Pelecanimimus was a very birdlike theropod with long legs, long, slender arms, a moderately long neck, and an elongated, bird-like head with large eyes. However, it also had a few unique traits; for example, it had a small, keratinous crest on its head, lots of small teeth on its jaws, and a throat pouch extending from the middle of its jaw to the upper part of its neck (hence the meaning of its name, "pelican mimic"). Most of its body (excluding most of its legs and all of its snout) would have been covered in short, fuzz-like feathers; however, its arms would have had long, vaned feathers, similar to all other advanced theropods.
Pelecanimimus was a predator, preying on fish and small amphibians. Strangely enough for a theropod related to ornithomimids, it had many teeth on its pointed jaws, which would have been used to get a hold of struggling prey; as well as this, the extendable throat sac attaching to its lower jaw would have been used to store water and fish.
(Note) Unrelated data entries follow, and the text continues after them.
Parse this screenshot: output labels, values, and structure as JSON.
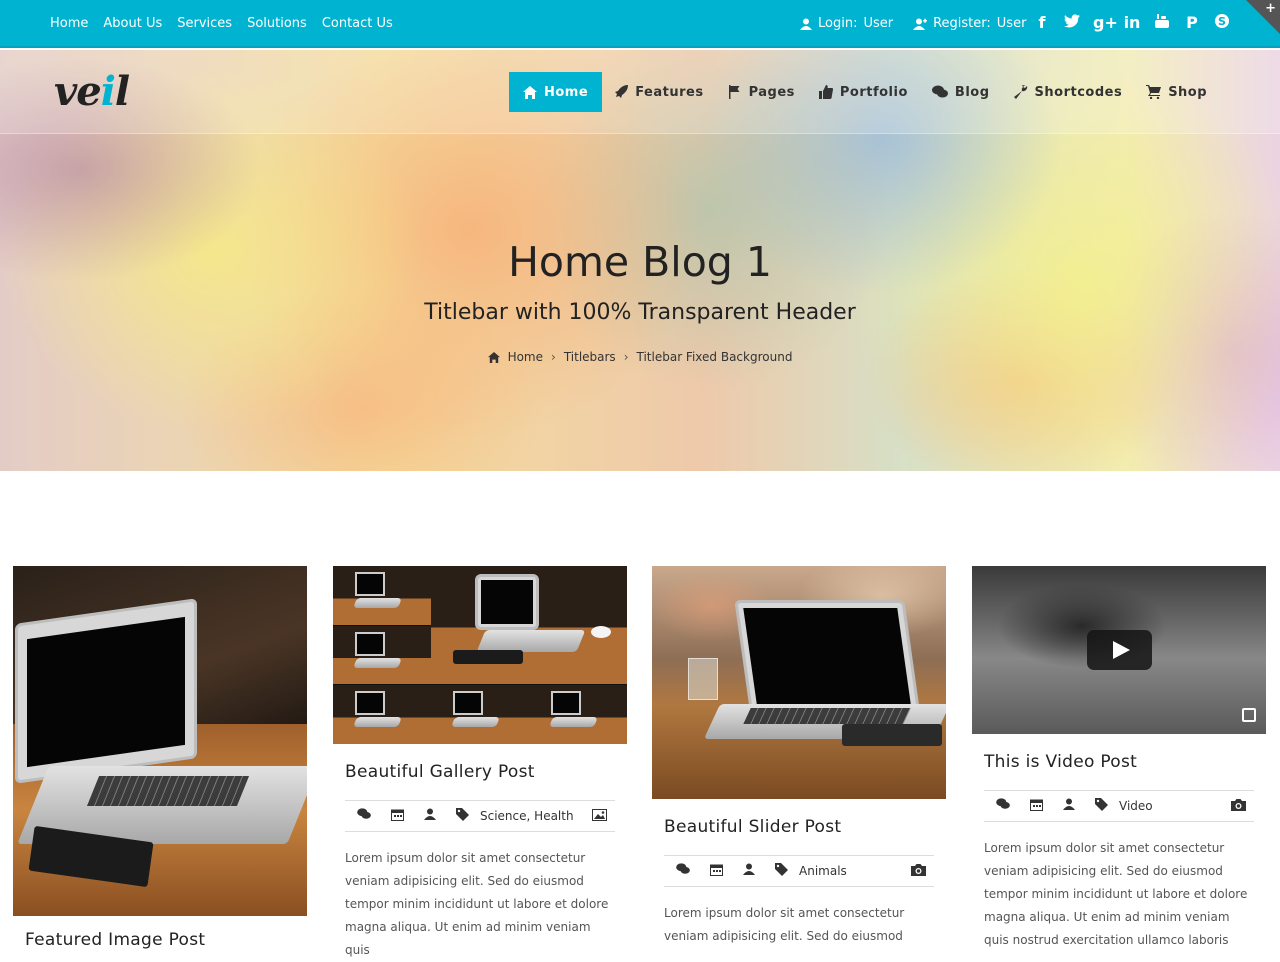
{
  "topbar": {
    "links": [
      "Home",
      "About Us",
      "Services",
      "Solutions",
      "Contact Us"
    ],
    "login_label": "Login:",
    "login_user": "User",
    "register_label": "Register:",
    "register_user": "User",
    "social_icons": [
      "facebook-icon",
      "twitter-icon",
      "google-plus-icon",
      "linkedin-icon",
      "youtube-icon",
      "pinterest-icon",
      "skype-icon"
    ],
    "accent": "#00b3d1"
  },
  "logo": {
    "text_a": "ve",
    "text_i": "i",
    "text_b": "l"
  },
  "nav": {
    "items": [
      {
        "label": "Home",
        "icon": "home-icon",
        "active": true
      },
      {
        "label": "Features",
        "icon": "rocket-icon"
      },
      {
        "label": "Pages",
        "icon": "flag-icon"
      },
      {
        "label": "Portfolio",
        "icon": "thumbs-up-icon"
      },
      {
        "label": "Blog",
        "icon": "comments-icon"
      },
      {
        "label": "Shortcodes",
        "icon": "wrench-icon"
      },
      {
        "label": "Shop",
        "icon": "cart-icon"
      }
    ]
  },
  "hero": {
    "title": "Home Blog 1",
    "subtitle": "Titlebar with 100% Transparent Header",
    "breadcrumb": [
      "Home",
      "Titlebars",
      "Titlebar Fixed Background"
    ]
  },
  "posts": [
    {
      "title": "Featured Image Post",
      "tags": "",
      "text": ""
    },
    {
      "title": "Beautiful Gallery Post",
      "tags": [
        "Science",
        "Health"
      ],
      "text": "Lorem ipsum dolor sit amet consectetur veniam adipisicing elit. Sed do eiusmod tempor minim incididunt ut labore et dolore magna aliqua. Ut enim ad minim veniam quis"
    },
    {
      "title": "Beautiful Slider Post",
      "tags": [
        "Animals"
      ],
      "text": "Lorem ipsum dolor sit amet consectetur veniam adipisicing elit. Sed do eiusmod"
    },
    {
      "title": "This is Video Post",
      "tags": [
        "Video"
      ],
      "text": "Lorem ipsum dolor sit amet consectetur veniam adipisicing elit. Sed do eiusmod tempor minim incididunt ut labore et dolore magna aliqua. Ut enim ad minim veniam quis nostrud exercitation ullamco laboris"
    }
  ]
}
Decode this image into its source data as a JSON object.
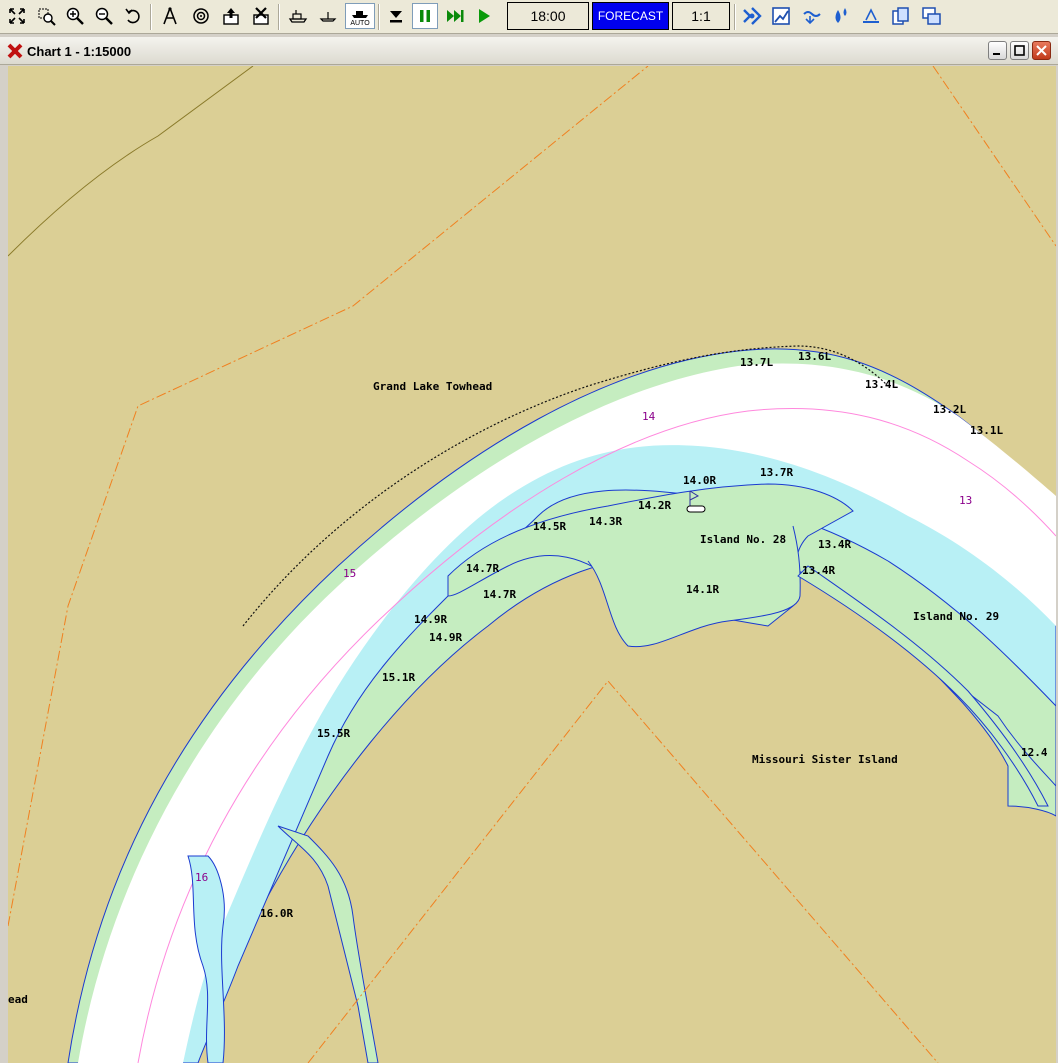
{
  "toolbar": {
    "time": "18:00",
    "forecast": "FORECAST",
    "scale": "1:1",
    "auto_label": "AUTO"
  },
  "window": {
    "title": "Chart 1 - 1:15000"
  },
  "map": {
    "place_labels": [
      {
        "name": "grand-lake-towhead",
        "text": "Grand Lake Towhead"
      },
      {
        "name": "island-no-28",
        "text": "Island No. 28"
      },
      {
        "name": "island-no-29",
        "text": "Island No. 29"
      },
      {
        "name": "missouri-sister-island",
        "text": "Missouri Sister Island"
      },
      {
        "name": "towhead-partial",
        "text": "ead"
      }
    ],
    "mile_markers": [
      "14",
      "13",
      "15",
      "16"
    ],
    "light_labels": [
      "13.7L",
      "13.6L",
      "13.4L",
      "13.2L",
      "13.1L",
      "14.0R",
      "13.7R",
      "14.2R",
      "14.3R",
      "14.5R",
      "13.4R",
      "13.4R",
      "14.7R",
      "14.7R",
      "14.1R",
      "14.9R",
      "14.9R",
      "15.1R",
      "15.5R",
      "16.0R",
      "12.4"
    ],
    "colors": {
      "land": "#dbcf95",
      "shallow": "#c5edc0",
      "water": "#b8f0f5",
      "channel": "#ffffff",
      "shore": "#1a3ad0",
      "mile_label": "#8b008b"
    }
  }
}
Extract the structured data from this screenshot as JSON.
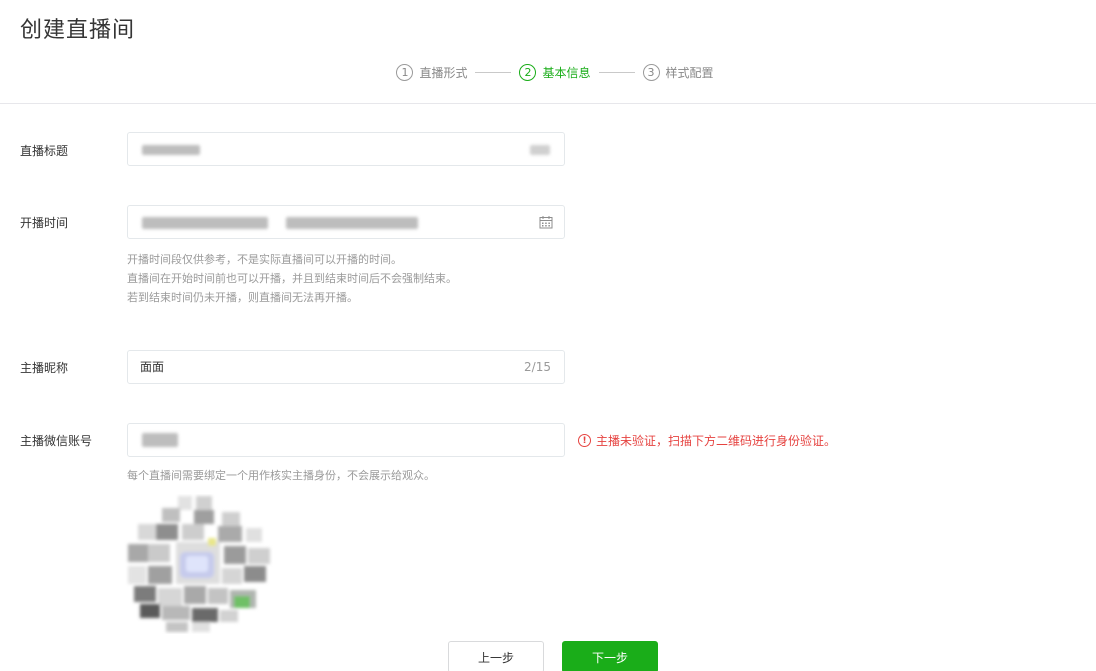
{
  "page": {
    "title": "创建直播间"
  },
  "steps": [
    {
      "num": "1",
      "label": "直播形式",
      "active": false
    },
    {
      "num": "2",
      "label": "基本信息",
      "active": true
    },
    {
      "num": "3",
      "label": "样式配置",
      "active": false
    }
  ],
  "form": {
    "title_label": "直播标题",
    "time_label": "开播时间",
    "time_help": [
      "开播时间段仅供参考，不是实际直播间可以开播的时间。",
      "直播间在开始时间前也可以开播，并且到结束时间后不会强制结束。",
      "若到结束时间仍未开播，则直播间无法再开播。"
    ],
    "nickname_label": "主播昵称",
    "nickname_value": "面面",
    "nickname_counter": "2/15",
    "wechat_label": "主播微信账号",
    "wechat_warning": "主播未验证，扫描下方二维码进行身份验证。",
    "wechat_warning_icon": "!",
    "wechat_help": "每个直播间需要绑定一个用作核实主播身份，不会展示给观众。"
  },
  "buttons": {
    "prev": "上一步",
    "next": "下一步"
  },
  "colors": {
    "accent": "#1aad19",
    "error": "#e64340"
  }
}
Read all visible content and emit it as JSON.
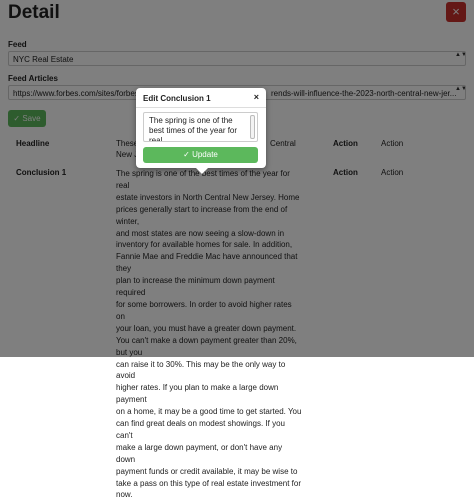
{
  "page": {
    "title": "Detail",
    "close_label": "×"
  },
  "feed": {
    "label": "Feed",
    "selected": "NYC Real Estate",
    "arrows": "▲▼"
  },
  "articles": {
    "label": "Feed Articles",
    "selected_left": "https://www.forbes.com/sites/forbes",
    "selected_right": "rends-will-influence-the-2023-north-central-new-jer...",
    "arrows": "▲▼"
  },
  "save_button": {
    "label": "Save",
    "icon": "check-icon"
  },
  "table": {
    "headers": {
      "headline": "Headline",
      "action1": "Action",
      "action2": "Action"
    },
    "row1": {
      "text_a": "These",
      "text_b": "Central",
      "text_c": "New J"
    },
    "row2": {
      "label": "Conclusion 1",
      "action1": "Action",
      "action2": "Action",
      "paragraph_lines": [
        "The spring is one of the best times of the year for real",
        "estate investors in North Central New Jersey. Home",
        "prices generally start to increase from the end of winter,",
        "and most states are now seeing a slow-down in",
        "inventory for available homes for sale. In addition,",
        "Fannie Mae and Freddie Mac have announced that they",
        "plan to increase the minimum down payment required",
        "for some borrowers. In order to avoid higher rates on",
        "your loan, you must have a greater down payment.",
        "You can't make a down payment greater than 20%, but you",
        "can raise it to 30%. This may be the only way to avoid",
        "higher rates. If you plan to make a large down payment",
        "on a home, it may be a good time to get started. You",
        "can find great deals on modest showings. If you can't",
        "make a large down payment, or don't have any down",
        "payment funds or credit available, it may be wise to",
        "take a pass on this type of real estate investment for",
        "now."
      ]
    }
  },
  "popover": {
    "title": "Edit Conclusion 1",
    "close_label": "×",
    "textarea_lines": [
      "The spring is one of the",
      "best times of the year for",
      "real"
    ],
    "update_label": "Update",
    "update_icon": "check-icon"
  },
  "colors": {
    "success": "#5cb85c",
    "danger": "#c9302c",
    "overlay": "rgba(0,0,0,0.5)"
  }
}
Unlike its relatives, the ornithomimids, which had completely toothless jaws, Pelecanimimus had many small, sharp teeth on its jaws, which would have given it a bite that cut and ripped food into pieces; along with a large throat pouch that was discovered in a well-preserved specimen, this feature tells us that Pelecanimimus was more carnivorous than its later, more advanced cousins. It may have waded around in the large lake in the center of its habitat, grabbing any fish or frogs with its jaws and collecting them with its throat pouch before swallowing them later. Along with this, the same specimen showed that Pelecanimimus had a small, triangular crest at the back of its head. It is most likely that this crest was used for display, but whether it was used for attracting mates or recognition by other members of its species is yet unknown.